■ WHAT IS REQUIRED:
Below are records; count how many of their lines contain the string "icon", and give only that number.

■ INPUT DATA:
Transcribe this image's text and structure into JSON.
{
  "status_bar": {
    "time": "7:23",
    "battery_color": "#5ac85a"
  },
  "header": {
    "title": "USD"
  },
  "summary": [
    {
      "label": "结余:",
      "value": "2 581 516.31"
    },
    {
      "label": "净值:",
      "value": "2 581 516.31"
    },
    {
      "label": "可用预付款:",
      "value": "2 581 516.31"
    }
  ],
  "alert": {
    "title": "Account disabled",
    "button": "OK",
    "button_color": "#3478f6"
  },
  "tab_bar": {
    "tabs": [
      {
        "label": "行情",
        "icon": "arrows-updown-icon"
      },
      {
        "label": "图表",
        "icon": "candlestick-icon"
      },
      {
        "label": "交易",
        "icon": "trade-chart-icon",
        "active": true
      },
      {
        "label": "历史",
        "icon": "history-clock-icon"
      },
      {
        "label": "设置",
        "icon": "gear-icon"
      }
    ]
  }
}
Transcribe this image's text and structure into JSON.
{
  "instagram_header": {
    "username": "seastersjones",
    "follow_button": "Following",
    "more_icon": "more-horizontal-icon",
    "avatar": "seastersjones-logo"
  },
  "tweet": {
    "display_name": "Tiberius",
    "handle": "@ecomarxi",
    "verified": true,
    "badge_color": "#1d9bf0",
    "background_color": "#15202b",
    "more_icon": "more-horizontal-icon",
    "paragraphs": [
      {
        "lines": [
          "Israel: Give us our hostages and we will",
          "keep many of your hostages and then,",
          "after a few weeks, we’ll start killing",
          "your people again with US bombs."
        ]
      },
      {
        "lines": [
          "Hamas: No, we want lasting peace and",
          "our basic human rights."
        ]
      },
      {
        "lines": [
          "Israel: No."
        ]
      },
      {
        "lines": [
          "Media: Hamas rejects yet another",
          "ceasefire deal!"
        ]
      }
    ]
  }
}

■ EXERCISE RESULT:
7